(Your assignment)
Skip any image you find and restate the rest of the data word for word.

[Stored records]
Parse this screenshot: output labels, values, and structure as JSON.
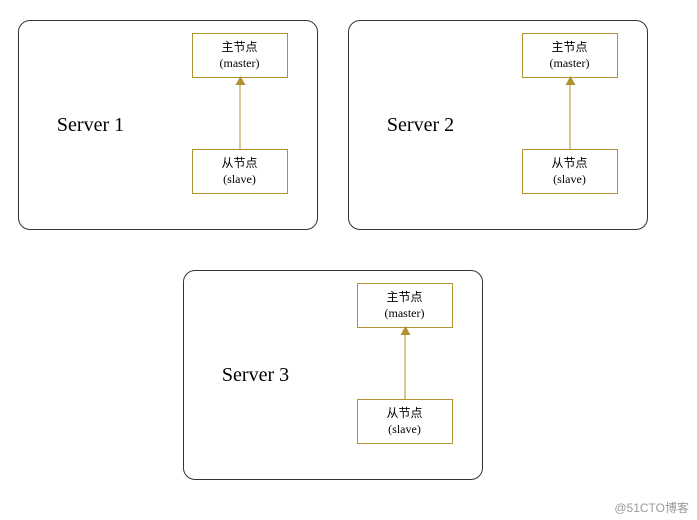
{
  "diagram": {
    "boxColor": "#b19230",
    "servers": [
      {
        "label": "Server 1",
        "master": {
          "line1": "主节点",
          "line2": "(master)"
        },
        "slave": {
          "line1": "从节点",
          "line2": "(slave)"
        }
      },
      {
        "label": "Server 2",
        "master": {
          "line1": "主节点",
          "line2": "(master)"
        },
        "slave": {
          "line1": "从节点",
          "line2": "(slave)"
        }
      },
      {
        "label": "Server 3",
        "master": {
          "line1": "主节点",
          "line2": "(master)"
        },
        "slave": {
          "line1": "从节点",
          "line2": "(slave)"
        }
      }
    ],
    "relation": "slave_points_to_master"
  },
  "watermark": "@51CTO博客"
}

(Exercise result)
Parse this screenshot: output labels, values, and structure as JSON.
{
  "diagram": {
    "boxColor": "#b19230",
    "servers": [
      {
        "label": "Server 1",
        "master": {
          "line1": "主节点",
          "line2": "(master)"
        },
        "slave": {
          "line1": "从节点",
          "line2": "(slave)"
        }
      },
      {
        "label": "Server 2",
        "master": {
          "line1": "主节点",
          "line2": "(master)"
        },
        "slave": {
          "line1": "从节点",
          "line2": "(slave)"
        }
      },
      {
        "label": "Server 3",
        "master": {
          "line1": "主节点",
          "line2": "(master)"
        },
        "slave": {
          "line1": "从节点",
          "line2": "(slave)"
        }
      }
    ],
    "relation": "slave_points_to_master"
  },
  "watermark": "@51CTO博客"
}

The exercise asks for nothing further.